ASSIGNMENT:
Word for word, please restate each record and pass over the pictures.
** Opening DATA SECTION block **
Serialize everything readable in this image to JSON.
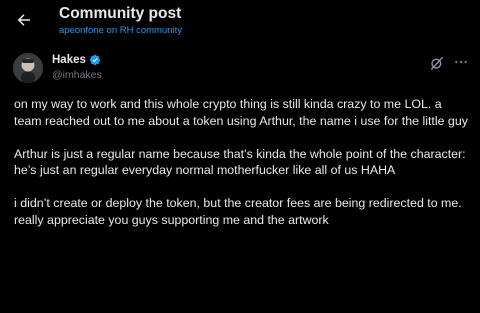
{
  "header": {
    "title": "Community post",
    "subtitle": "apeonfone on RH community"
  },
  "author": {
    "name": "Hakes",
    "handle": "@imhakes",
    "verified": true
  },
  "icons": {
    "back": "arrow-left-icon",
    "verified": "verified-badge-icon",
    "grok": "grok-icon",
    "more": "more-horizontal-icon"
  },
  "colors": {
    "background": "#000000",
    "text": "#e7e9ea",
    "secondary": "#71767b",
    "accent": "#1d9bf0"
  },
  "post": {
    "paragraphs": [
      "on my way to work and this whole crypto thing is still kinda crazy to me LOL. a team reached out to me about a token using Arthur, the name i use for the little guy",
      "Arthur is just a regular name because that’s kinda the whole point of the character: he’s just an regular everyday normal motherfucker like all of us HAHA",
      "i didn’t create or deploy the token, but the creator fees are being redirected to me. really appreciate you guys supporting me and the artwork"
    ]
  }
}
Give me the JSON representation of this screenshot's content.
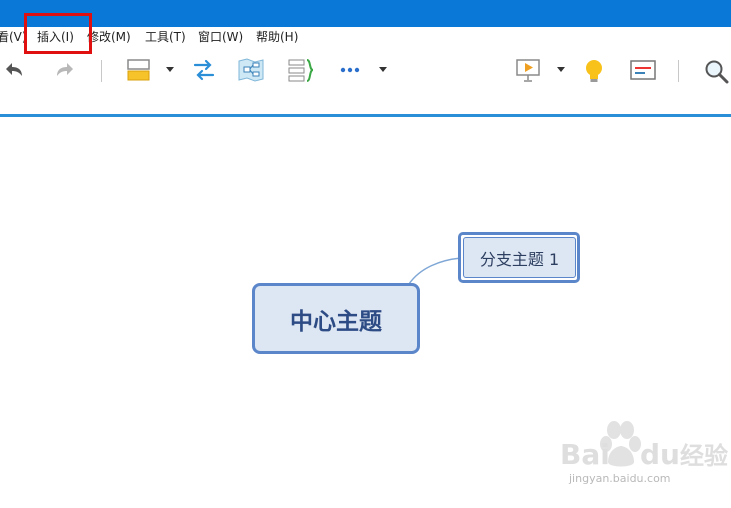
{
  "menu": {
    "items": [
      {
        "label": "看(V)"
      },
      {
        "label": "插入(I)"
      },
      {
        "label": "修改(M)"
      },
      {
        "label": "工具(T)"
      },
      {
        "label": "窗口(W)"
      },
      {
        "label": "帮助(H)"
      }
    ]
  },
  "toolbar": {
    "icons": [
      "undo-icon",
      "redo-icon",
      "insert-topic-icon",
      "dropdown-arrow-icon",
      "relationship-icon",
      "structure-icon",
      "boundary-summary-icon",
      "more-icon",
      "dropdown-arrow-icon",
      "presentation-icon",
      "dropdown-arrow-icon",
      "lightbulb-icon",
      "format-panel-icon",
      "search-icon"
    ]
  },
  "mindmap": {
    "central_topic": "中心主题",
    "branch_topic": "分支主题 1"
  },
  "watermark": {
    "text": "jingyan.baidu.com"
  },
  "colors": {
    "title_bar": "#0a78d7",
    "accent_line": "#2b8fd8",
    "topic_border": "#5b86c9",
    "topic_fill": "#dde6f3",
    "highlight": "#e01010"
  }
}
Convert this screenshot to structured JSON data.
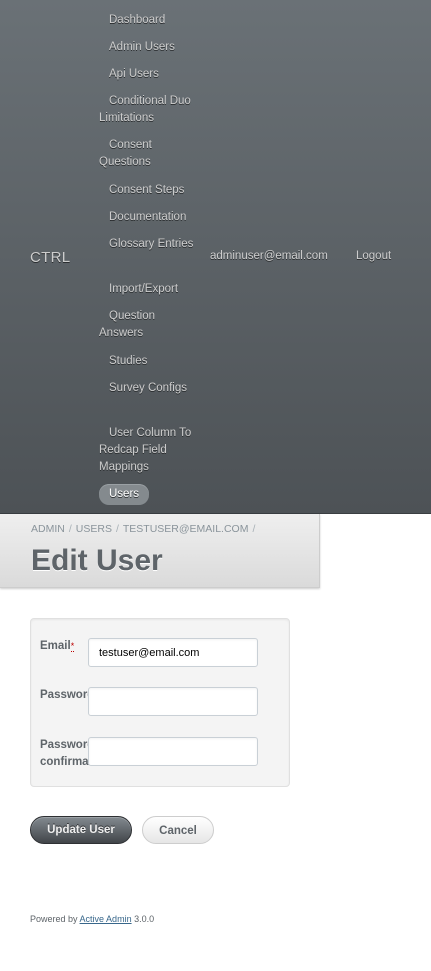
{
  "header": {
    "site_title": "CTRL",
    "nav": [
      "Dashboard",
      "Admin Users",
      "Api Users",
      "Conditional Duo Limitations",
      "Consent Questions",
      "Consent Steps",
      "Documentation",
      "Glossary Entries",
      "Import/Export",
      "Question Answers",
      "Studies",
      "Survey Configs",
      "User Column To Redcap Field Mappings",
      "Users"
    ],
    "current_user": "adminuser@email.com",
    "logout": "Logout"
  },
  "title_bar": {
    "breadcrumb": [
      "ADMIN",
      "USERS",
      "TESTUSER@EMAIL.COM"
    ],
    "separator": "/",
    "title": "Edit User"
  },
  "form": {
    "email_label": "Email",
    "required_mark": "*",
    "email_value": "testuser@email.com",
    "password_label": "Password",
    "password_confirmation_label": "Password confirmation",
    "submit_label": "Update User",
    "cancel_label": "Cancel"
  },
  "footer": {
    "prefix": "Powered by",
    "link": "Active Admin",
    "version": "3.0.0"
  }
}
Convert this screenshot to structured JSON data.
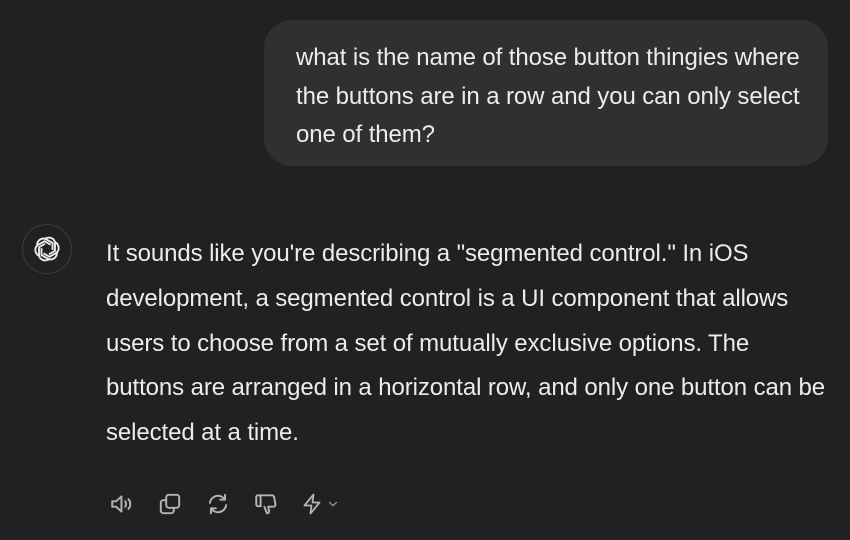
{
  "user_message": {
    "text": "what is the name of those button thingies where the buttons are in a row and you can only select one of them?"
  },
  "assistant_message": {
    "avatar_icon": "openai-logo-icon",
    "text": "It sounds like you're describing a \"segmented control.\" In iOS development, a segmented control is a UI component that allows users to choose from a set of mutually exclusive options. The buttons are arranged in a horizontal row, and only one button can be selected at a time."
  },
  "actions": [
    {
      "icon": "speaker-icon"
    },
    {
      "icon": "copy-icon"
    },
    {
      "icon": "regenerate-icon"
    },
    {
      "icon": "thumbs-down-icon"
    },
    {
      "icon": "lightning-icon"
    }
  ],
  "colors": {
    "background": "#212121",
    "user_bubble": "#303030",
    "text": "#ececec",
    "icon": "#b4b4b4"
  }
}
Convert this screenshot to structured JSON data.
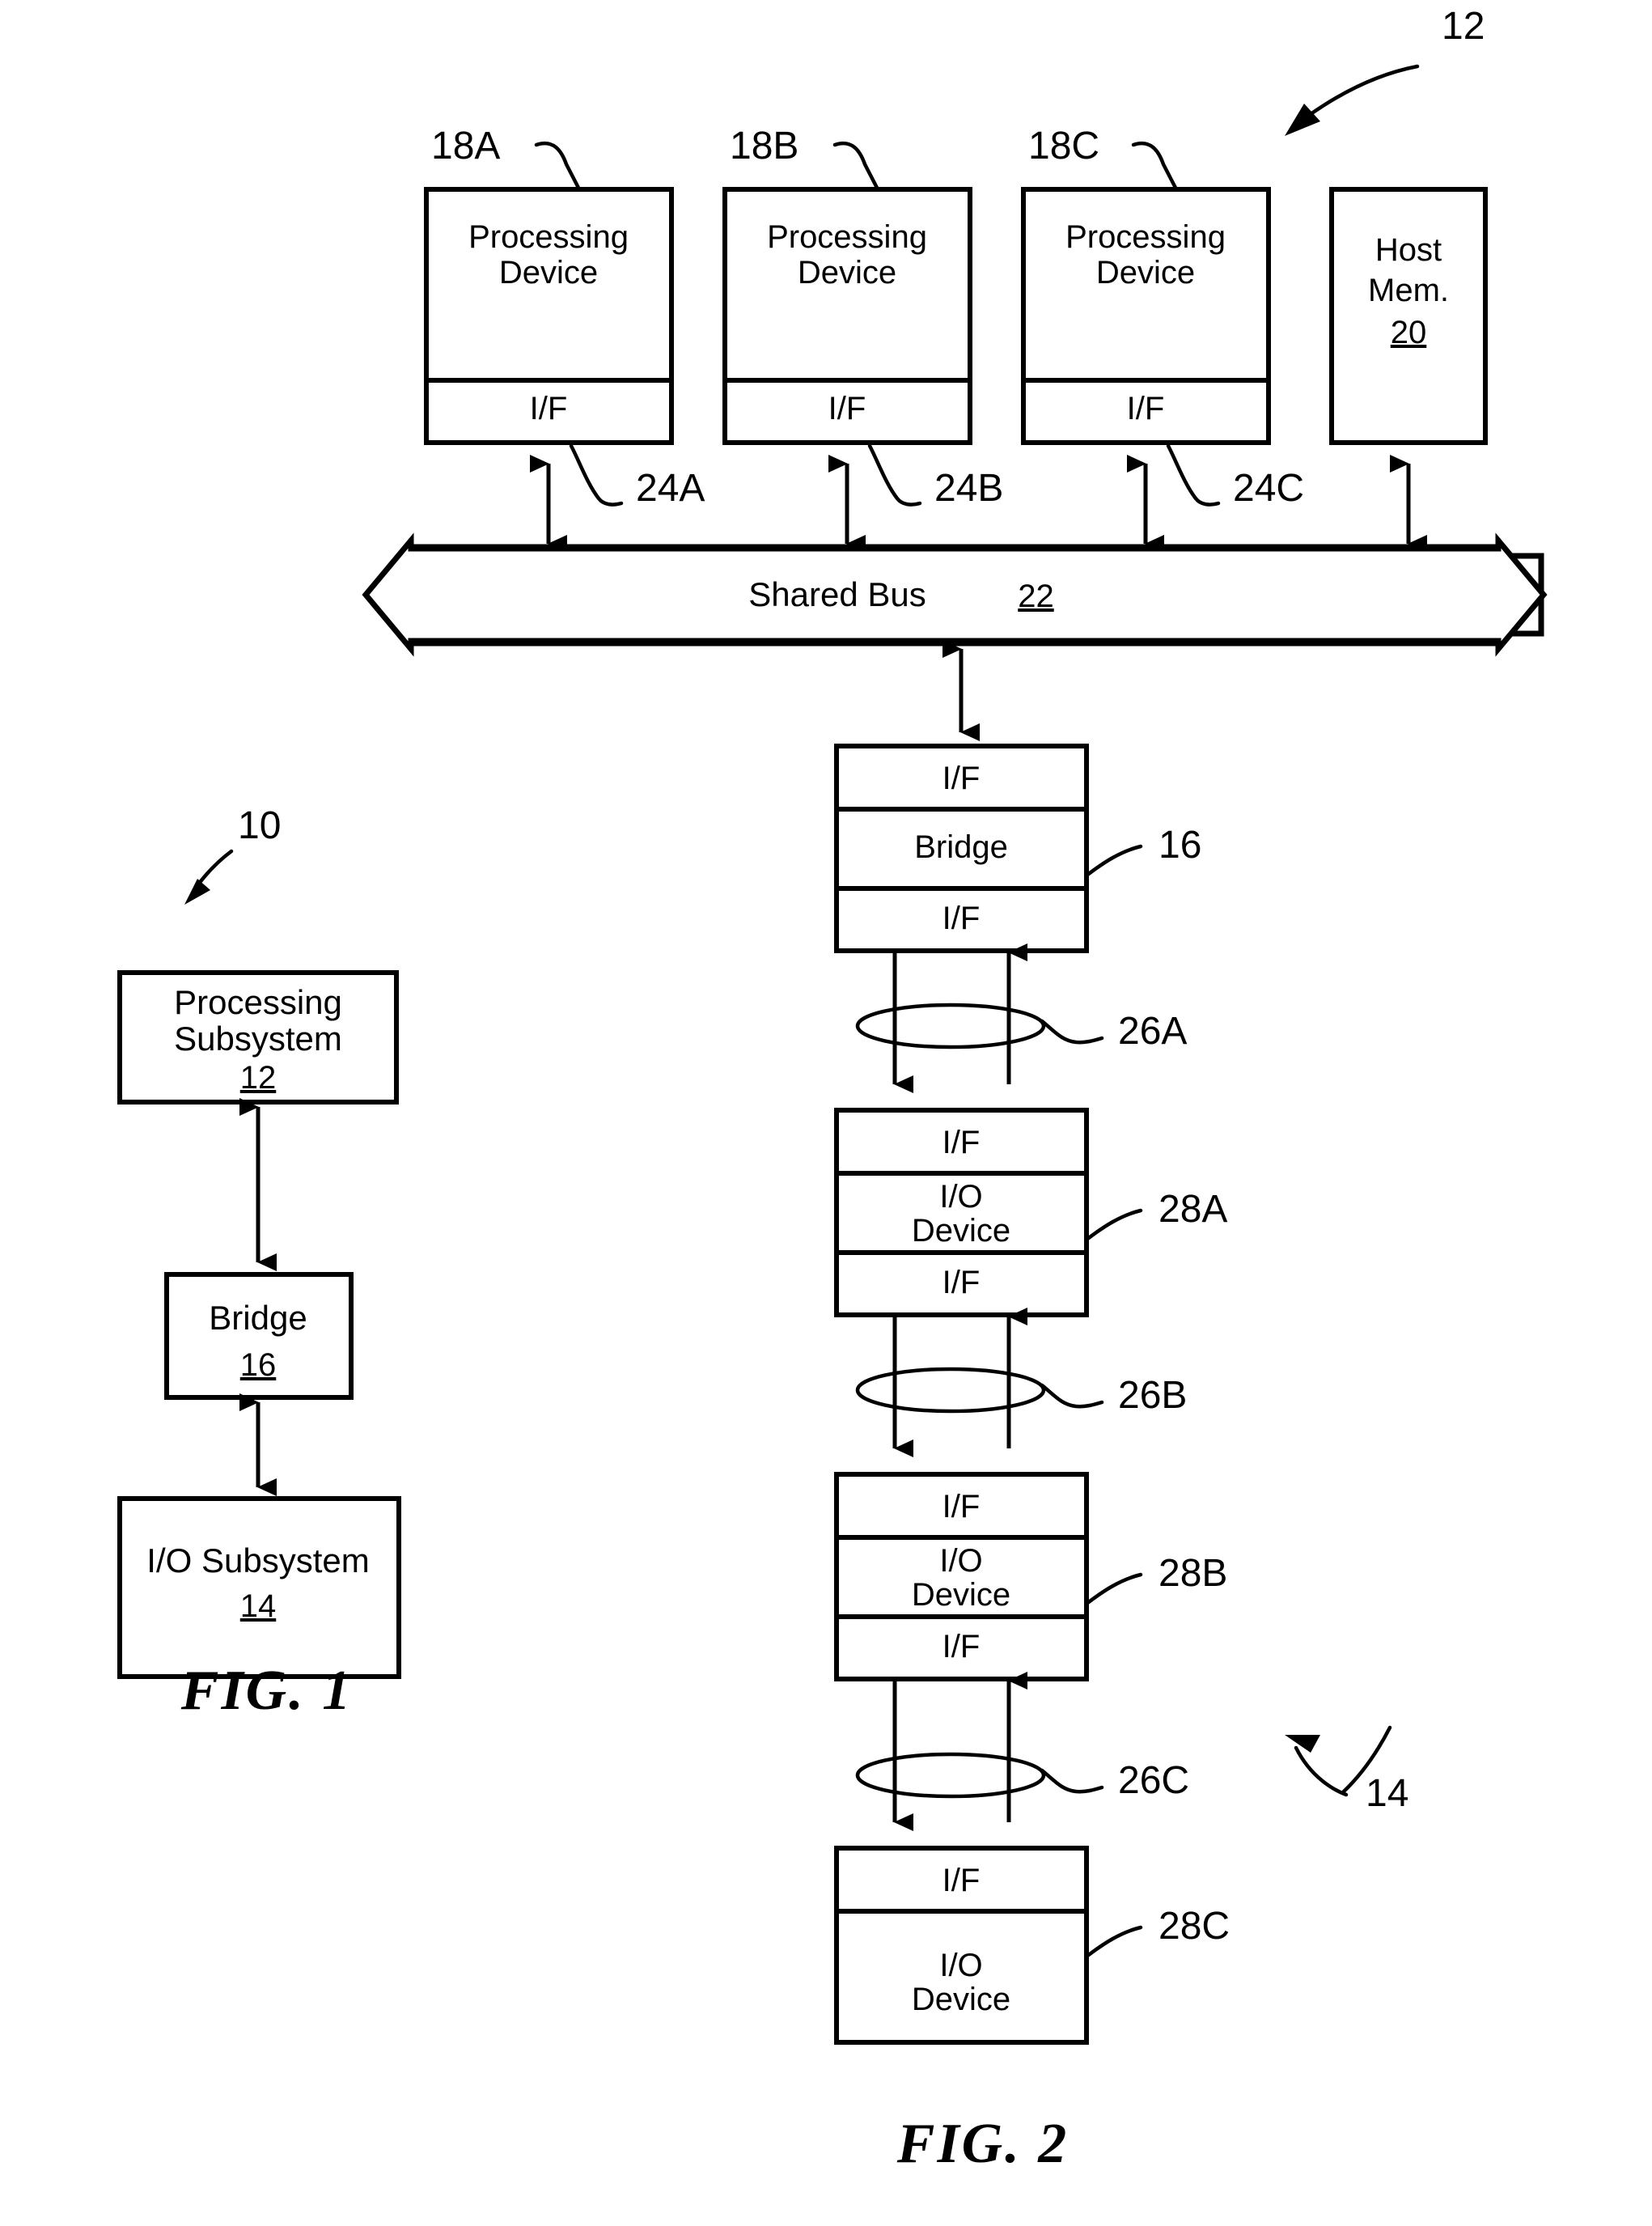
{
  "figure_page": {
    "title": "Patent drawing sheet with FIG. 1 and FIG. 2",
    "background_color": "#ffffff",
    "line_color": "#000000"
  },
  "fig1": {
    "caption": "FIG. 1",
    "system_ref": "10",
    "blocks": [
      {
        "label": "Processing Subsystem",
        "line1": "Processing",
        "line2": "Subsystem",
        "ref": "12"
      },
      {
        "label": "Bridge",
        "line1": "Bridge",
        "line2": "",
        "ref": "16"
      },
      {
        "label": "I/O Subsystem",
        "line1": "I/O Subsystem",
        "line2": "",
        "ref": "14"
      }
    ],
    "connectors": [
      {
        "from": "Processing Subsystem",
        "to": "Bridge",
        "style": "double-headed-arrow"
      },
      {
        "from": "Bridge",
        "to": "I/O Subsystem",
        "style": "double-headed-arrow"
      }
    ]
  },
  "fig2": {
    "caption": "FIG. 2",
    "processing_subsystem_ref": "12",
    "io_subsystem_ref": "14",
    "top_row": [
      {
        "name": "Processing Device",
        "line1": "Processing",
        "line2": "Device",
        "ref": "18A",
        "iface_label": "I/F",
        "link_ref": "24A"
      },
      {
        "name": "Processing Device",
        "line1": "Processing",
        "line2": "Device",
        "ref": "18B",
        "iface_label": "I/F",
        "link_ref": "24B"
      },
      {
        "name": "Processing Device",
        "line1": "Processing",
        "line2": "Device",
        "ref": "18C",
        "iface_label": "I/F",
        "link_ref": "24C"
      }
    ],
    "host_memory": {
      "line1": "Host",
      "line2": "Mem.",
      "ref": "20"
    },
    "bus": {
      "label": "Shared Bus",
      "ref": "22"
    },
    "bridge": {
      "label": "Bridge",
      "ref": "16",
      "iface_top": "I/F",
      "iface_bottom": "I/F"
    },
    "links": [
      {
        "ref": "26A"
      },
      {
        "ref": "26B"
      },
      {
        "ref": "26C"
      }
    ],
    "io_devices": [
      {
        "line1": "I/O",
        "line2": "Device",
        "ref": "28A",
        "iface_top": "I/F",
        "iface_bottom": "I/F"
      },
      {
        "line1": "I/O",
        "line2": "Device",
        "ref": "28B",
        "iface_top": "I/F",
        "iface_bottom": "I/F"
      },
      {
        "line1": "I/O",
        "line2": "Device",
        "ref": "28C",
        "iface_top": "I/F",
        "iface_bottom": ""
      }
    ]
  }
}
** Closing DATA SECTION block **
TASK SOLUTION:
Serialize everything readable in this image to JSON.
{
  "header": {
    "title": "Community post",
    "subtitle": "apeonfone on RH community"
  },
  "author": {
    "name": "Hakes",
    "handle": "@imhakes",
    "verified": true
  },
  "icons": {
    "back": "arrow-left-icon",
    "verified": "verified-badge-icon",
    "grok": "grok-icon",
    "more": "more-horizontal-icon"
  },
  "colors": {
    "background": "#000000",
    "text": "#e7e9ea",
    "secondary": "#71767b",
    "accent": "#1d9bf0"
  },
  "post": {
    "paragraphs": [
      "on my way to work and this whole crypto thing is still kinda crazy to me LOL. a team reached out to me about a token using Arthur, the name i use for the little guy",
      "Arthur is just a regular name because that’s kinda the whole point of the character: he’s just an regular everyday normal motherfucker like all of us HAHA",
      "i didn’t create or deploy the token, but the creator fees are being redirected to me. really appreciate you guys supporting me and the artwork"
    ]
  }
}
Give me the JSON representation of this screenshot's content.
{
  "menu": {
    "items": [
      {
        "label": "看(V)"
      },
      {
        "label": "插入(I)"
      },
      {
        "label": "修改(M)"
      },
      {
        "label": "工具(T)"
      },
      {
        "label": "窗口(W)"
      },
      {
        "label": "帮助(H)"
      }
    ]
  },
  "toolbar": {
    "icons": [
      "undo-icon",
      "redo-icon",
      "insert-topic-icon",
      "dropdown-arrow-icon",
      "relationship-icon",
      "structure-icon",
      "boundary-summary-icon",
      "more-icon",
      "dropdown-arrow-icon",
      "presentation-icon",
      "dropdown-arrow-icon",
      "lightbulb-icon",
      "format-panel-icon",
      "search-icon"
    ]
  },
  "mindmap": {
    "central_topic": "中心主题",
    "branch_topic": "分支主题 1"
  },
  "watermark": {
    "text": "jingyan.baidu.com"
  },
  "colors": {
    "title_bar": "#0a78d7",
    "accent_line": "#2b8fd8",
    "topic_border": "#5b86c9",
    "topic_fill": "#dde6f3",
    "highlight": "#e01010"
  }
}
Convert this screenshot to structured JSON data.
{
  "header": {
    "site_title": "CTRL",
    "nav": [
      "Dashboard",
      "Admin Users",
      "Api Users",
      "Conditional Duo Limitations",
      "Consent Questions",
      "Consent Steps",
      "Documentation",
      "Glossary Entries",
      "Import/Export",
      "Question Answers",
      "Studies",
      "Survey Configs",
      "User Column To Redcap Field Mappings",
      "Users"
    ],
    "current_user": "adminuser@email.com",
    "logout": "Logout"
  },
  "title_bar": {
    "breadcrumb": [
      "ADMIN",
      "USERS",
      "TESTUSER@EMAIL.COM"
    ],
    "separator": "/",
    "title": "Edit User"
  },
  "form": {
    "email_label": "Email",
    "required_mark": "*",
    "email_value": "testuser@email.com",
    "password_label": "Password",
    "password_confirmation_label": "Password confirmation",
    "submit_label": "Update User",
    "cancel_label": "Cancel"
  },
  "footer": {
    "prefix": "Powered by",
    "link": "Active Admin",
    "version": "3.0.0"
  }
}
Convert this screenshot to structured JSON data.
{
  "user_message": {
    "text": "what is the name of those button thingies where the buttons are in a row and you can only select one of them?"
  },
  "assistant_message": {
    "avatar_icon": "openai-logo-icon",
    "text": "It sounds like you're describing a \"segmented control.\" In iOS development, a segmented control is a UI component that allows users to choose from a set of mutually exclusive options. The buttons are arranged in a horizontal row, and only one button can be selected at a time."
  },
  "actions": [
    {
      "icon": "speaker-icon"
    },
    {
      "icon": "copy-icon"
    },
    {
      "icon": "regenerate-icon"
    },
    {
      "icon": "thumbs-down-icon"
    },
    {
      "icon": "lightning-icon"
    }
  ],
  "colors": {
    "background": "#212121",
    "user_bubble": "#303030",
    "text": "#ececec",
    "icon": "#b4b4b4"
  }
}
Convert this screenshot to structured JSON data.
{
  "figure_page": {
    "title": "Patent drawing sheet with FIG. 1 and FIG. 2",
    "background_color": "#ffffff",
    "line_color": "#000000"
  },
  "fig1": {
    "caption": "FIG. 1",
    "system_ref": "10",
    "blocks": [
      {
        "label": "Processing Subsystem",
        "line1": "Processing",
        "line2": "Subsystem",
        "ref": "12"
      },
      {
        "label": "Bridge",
        "line1": "Bridge",
        "line2": "",
        "ref": "16"
      },
      {
        "label": "I/O Subsystem",
        "line1": "I/O Subsystem",
        "line2": "",
        "ref": "14"
      }
    ],
    "connectors": [
      {
        "from": "Processing Subsystem",
        "to": "Bridge",
        "style": "double-headed-arrow"
      },
      {
        "from": "Bridge",
        "to": "I/O Subsystem",
        "style": "double-headed-arrow"
      }
    ]
  },
  "fig2": {
    "caption": "FIG. 2",
    "processing_subsystem_ref": "12",
    "io_subsystem_ref": "14",
    "top_row": [
      {
        "name": "Processing Device",
        "line1": "Processing",
        "line2": "Device",
        "ref": "18A",
        "iface_label": "I/F",
        "link_ref": "24A"
      },
      {
        "name": "Processing Device",
        "line1": "Processing",
        "line2": "Device",
        "ref": "18B",
        "iface_label": "I/F",
        "link_ref": "24B"
      },
      {
        "name": "Processing Device",
        "line1": "Processing",
        "line2": "Device",
        "ref": "18C",
        "iface_label": "I/F",
        "link_ref": "24C"
      }
    ],
    "host_memory": {
      "line1": "Host",
      "line2": "Mem.",
      "ref": "20"
    },
    "bus": {
      "label": "Shared Bus",
      "ref": "22"
    },
    "bridge": {
      "label": "Bridge",
      "ref": "16",
      "iface_top": "I/F",
      "iface_bottom": "I/F"
    },
    "links": [
      {
        "ref": "26A"
      },
      {
        "ref": "26B"
      },
      {
        "ref": "26C"
      }
    ],
    "io_devices": [
      {
        "line1": "I/O",
        "line2": "Device",
        "ref": "28A",
        "iface_top": "I/F",
        "iface_bottom": "I/F"
      },
      {
        "line1": "I/O",
        "line2": "Device",
        "ref": "28B",
        "iface_top": "I/F",
        "iface_bottom": "I/F"
      },
      {
        "line1": "I/O",
        "line2": "Device",
        "ref": "28C",
        "iface_top": "I/F",
        "iface_bottom": ""
      }
    ]
  }
}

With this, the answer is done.